A new technology being developed by Princeton University researchers and alumni could offer a more effective and robust delivery method for COVID-19 vaccines.
- Tuesday, Mar 16, 2021
- Wednesday, Feb 24, 2021
COVID-19 can be thought of as a game of chicken, except instead of driving head-on towards each other and betting the other person will swerve at the last minute, we’re going out when we should be staying home and foregoing social distancing, masks and hygiene measures.
- Wednesday, Feb 17, 2021
One early feature of reporting on the coronavirus pandemic was the perception that sub-Saharan Africa was largely being spared the skyrocketing infection and death rates that were disrupting nations around the world.
- Tuesday, Feb 9, 2021
Wintertime outbreaks of COVID-19 have been largely driven by whether people adhere to control measures such as mask wearing and social distancing, according to a study published Feb. 8 in Nature Communications by Princeton University researchers. Climate and population immunity are playing smaller roles during the current pandemic phase of the virus, the researchers found.
- Friday, Jan 29, 2021
On April 1, 2020, as the pandemic threatened to overwhelm area hospitals, Andrew Leifer was looking for a way to help. The Princeton University physicist connected with doctors at the University of Pennsylvania Health System in Philadelphia who were working to prevent a looming shortage in machines used to keep patients breathing.
- Tuesday, Jan 26, 2021
Spurred by the demands of the COVID-19 pandemic, researchers at Princeton and Google are applying mechanical engineering and artificial intelligence to increase the availability and effectiveness of ventilation treatments worldwide.
- Wednesday, Jan 20, 2021
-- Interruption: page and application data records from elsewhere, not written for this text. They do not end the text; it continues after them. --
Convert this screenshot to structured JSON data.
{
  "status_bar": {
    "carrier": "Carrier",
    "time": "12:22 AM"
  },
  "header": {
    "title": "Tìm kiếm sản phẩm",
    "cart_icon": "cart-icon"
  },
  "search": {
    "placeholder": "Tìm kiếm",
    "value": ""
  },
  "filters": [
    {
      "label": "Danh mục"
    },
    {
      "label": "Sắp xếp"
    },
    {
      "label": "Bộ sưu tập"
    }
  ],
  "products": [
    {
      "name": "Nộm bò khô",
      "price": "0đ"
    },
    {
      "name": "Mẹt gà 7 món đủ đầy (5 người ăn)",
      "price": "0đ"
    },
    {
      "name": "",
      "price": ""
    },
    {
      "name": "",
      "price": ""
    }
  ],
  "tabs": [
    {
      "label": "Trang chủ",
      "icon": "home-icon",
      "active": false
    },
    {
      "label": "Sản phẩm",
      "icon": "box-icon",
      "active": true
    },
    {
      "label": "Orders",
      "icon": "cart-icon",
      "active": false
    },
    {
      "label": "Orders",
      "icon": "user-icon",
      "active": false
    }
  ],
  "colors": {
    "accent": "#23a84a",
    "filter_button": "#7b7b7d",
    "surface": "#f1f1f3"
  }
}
Within days of shutting down their laboratories in response to the COVID-19 pandemic in March 2020, Princeton researchers were asking how they could help.
- Friday, Jan 15, 2021
- Monday, Dec 14, 2020
Princeton disease ecologist C. Jessica Metcalf and Harvard physician and epidemiologist Michael Mina say that predicting disease could become as commonplace as predicting the weather. The Global Immunological Observatory, like a weather center forecasting a tornado or hurricane, would alert the world, earlier than ever before, to dangerous emerging pathogens like SARS-CoV-2.
- Monday, Dec 7, 2020
When a local hospital experienced a surge in coronavirus patients last spring, it tapped Princeton University researchers for urgent solutions to help protect its healthcare workers.
Since then, University labs have delivered more than 3,000 reusable face shields to hospital staff in the emergency department and other areas of Penn Medicine Princeton Medical Center, as well as 1,500 specialized covers for the powered air purifying respirators (PAPRs) used by medical workers in high-risk environments. University labs recently received a request for another 1,000 PAPR covers.